“K&R meets ML” (pun courtesy of Graydon).

KReMLin implements the compilation scheme of Low*, i.e. it translates F* programs that are valid Low* into readable C. Readable C is of particular importance for software practicioners (e.g. Mozilla) to read, understand and trust our code. KReMLin extends the Low* theory, and will compile data types & pattern matches, monomorphize polymorphic functions, eliminate unused arguments, simplify data types, and apply many more passes to enhance the quality of the generated C code. Importantly, KReMLin has a set of options that make up a mini DSL to get rid of abstraction and modularity, in favor of tight, compact self-contained C files, a must-have in an actual software project.

KReMLin is open-source, and lives on GitHub.

Verified software

  • I am driving the EverCrypt project, in collaboration with INRIA and CMU and a large subset of Project Everest members.
  • I am a core contributor to HACL*.
  • I also contribute to miTLS.

Thunderbird addons

I was a core contributor, peer and module owner of Thunderbird for several years.
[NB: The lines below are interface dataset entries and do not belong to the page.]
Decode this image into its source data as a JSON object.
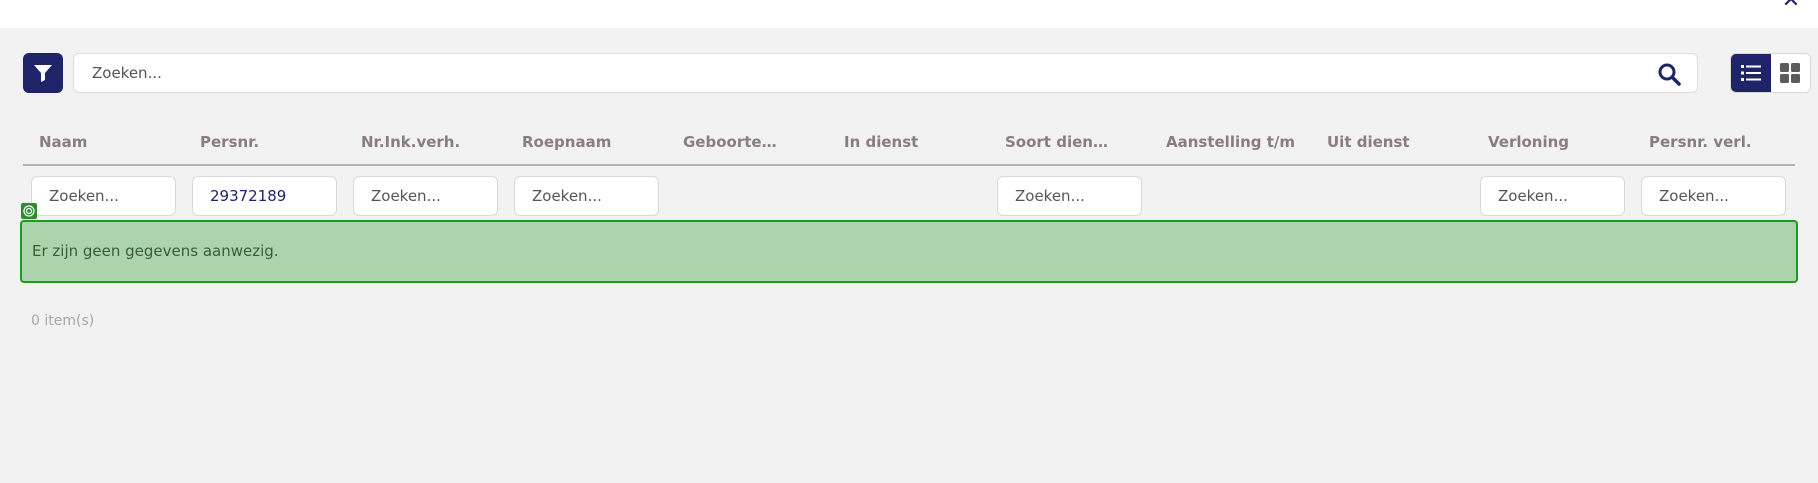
{
  "toolbar": {
    "search_placeholder": "Zoeken...",
    "filter_icon": "filter-funnel-icon",
    "search_icon": "search-magnifier-icon",
    "view_list_icon": "list-view-icon",
    "view_grid_icon": "grid-view-icon"
  },
  "table": {
    "columns": [
      "Naam",
      "Persnr.",
      "Nr.Ink.verh.",
      "Roepnaam",
      "Geboortedatum",
      "In dienst",
      "Soort dienstverband",
      "Aanstelling t/m",
      "Uit dienst",
      "Verloning",
      "Persnr. verl."
    ],
    "filters": {
      "naam": {
        "value": "",
        "placeholder": "Zoeken..."
      },
      "persnr": {
        "value": "29372189",
        "placeholder": "Zoeken..."
      },
      "nr_ink_verh": {
        "value": "",
        "placeholder": "Zoeken..."
      },
      "roepnaam": {
        "value": "",
        "placeholder": "Zoeken..."
      },
      "soort_dienstverband": {
        "value": "",
        "placeholder": "Zoeken..."
      },
      "verloning": {
        "value": "",
        "placeholder": "Zoeken..."
      },
      "persnr_verl": {
        "value": "",
        "placeholder": "Zoeken..."
      }
    },
    "empty_message": "Er zijn geen gegevens aanwezig.",
    "item_count": "0 item(s)"
  },
  "colors": {
    "accent": "#1f2468",
    "panel_bg": "#f2f2f2",
    "success_bg": "#acd4ac",
    "success_border": "#1f9b1f",
    "header_text": "#8a7d7d"
  }
}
During this time, I contributed numerous patches to Thunderbird, along with several add-ons. Amazingly, with the help of contributors, these addons have been running for nearly ten years now.

  • Thunderbird Conversations offers a conversation view for Thunderbird. The addon is a large piece of code and replaces the message reader in Thunderbird. Thunderbird Conversations is on GitHub, and is chiefly maintained by Mark Banner nowadays.
  • Thunderbird Stdlib was an attempt at a standard library for addons, providing reference implementations for complicated tasks (e.g. assemble and send an HTML email).
  • Manually Sort Folders is now the most popular addon. The name is self-explanatory, and the addon is available on GitHub.
  • Latex It! runs Latex on your computer, and transforms $x$ in your email body into the corresponding rendered image. The addon is also on GitHub.

BBC micro:bit hacking

I did a few fun hardware projects with the BBC micro:bit. Here’s some cursory instructions for creating a clock / temperature display; you can also live-stream sensor data from the micro:bit to your javascript web page over usb (very rough instructions).